New research has shed light on whether or not Victoria Beckham's weight loss regime involving apple cider vinegar actually helps people lose weight.

The Engish fashion designer and former member of the Spice Girls revealed how a few spoonfuls of vinegar each morning had helped her stay in shape.

The research compared the effects of this hack with a placebo test group to see how much weight was lost over a 12-week period.

Does Victoria Beckham's apple cider vinegar hack actually help with weight loss?

Newham Recorder: Victoria Beckham recently shared that she drinks apple cider vinegar to help her stay in shape.Victoria Beckham recently shared that she drinks apple cider vinegar to help her stay in shape. (Image: PA)

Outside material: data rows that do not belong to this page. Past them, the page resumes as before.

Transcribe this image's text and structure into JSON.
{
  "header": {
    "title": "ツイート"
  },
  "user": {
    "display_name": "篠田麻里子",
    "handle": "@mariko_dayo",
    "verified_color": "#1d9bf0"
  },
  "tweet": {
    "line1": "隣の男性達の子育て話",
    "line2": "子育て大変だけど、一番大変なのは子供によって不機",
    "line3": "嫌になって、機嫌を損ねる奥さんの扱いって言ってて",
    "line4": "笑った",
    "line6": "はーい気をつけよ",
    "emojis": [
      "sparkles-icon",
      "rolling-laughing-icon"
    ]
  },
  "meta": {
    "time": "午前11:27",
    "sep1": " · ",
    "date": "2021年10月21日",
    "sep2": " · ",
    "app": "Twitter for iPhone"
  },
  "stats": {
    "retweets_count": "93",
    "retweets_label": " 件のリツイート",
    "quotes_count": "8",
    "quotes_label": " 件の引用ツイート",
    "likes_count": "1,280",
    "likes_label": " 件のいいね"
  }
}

The group that drank up to a tablespoon of apple cider vinegar (diluted in a glass of water) lost around 6kg over the 12-week period with those in the placebo group only losing around 1kg.

Lead research author Rony Abou-Khalil, from the Holy Spirit University of Kaslik in Lebanon, said that these results suggested that this regime “could be a promising anti-obesity supplement that does not produce any side effects”.

However, scientists not involved in the study suggested that the methodology was too flawed to draw any firm conclusion, adding that further investigation is needed.

Helen Truby, professor of nutrition and dietetics at The University of Queensland, said: “There are some substantial problems in this study, which would make the conclusions drawn questionable."

Problems raised about the weight loss study were the small sample size of around 120 people and the limited age range of 12 to 25.

Newham Recorder: Experts have expressed concerns over how the research was carried out.Experts have expressed concerns over how the research was carried out. (Image: Getty)

Daisy Coyle, a Research Fellow at The George Institute for Global Health, in London, added: “One missing piece from this study is how participants’ diets influenced the outcomes.

“While participants kept diet diaries, specific details on calorie and/or macronutrient intake were not reported in the study. Ideally, all outcomes would have accounted for dietary intakes, especially given that 7 per cent of participants were on a diet at the beginning.

“This study was also small, short in duration and only focused on young and overweight individuals. We can’t extrapolate the findings to the broader population or draw conclusions about the long-term efficacy of apple cider vinegar."

Discussing the use of apple cider vinegar for weight loss, the Health website, Prevention said: "There’s not enough recent and conclusive evidence to say that ACV is a body fat or weight loss solution."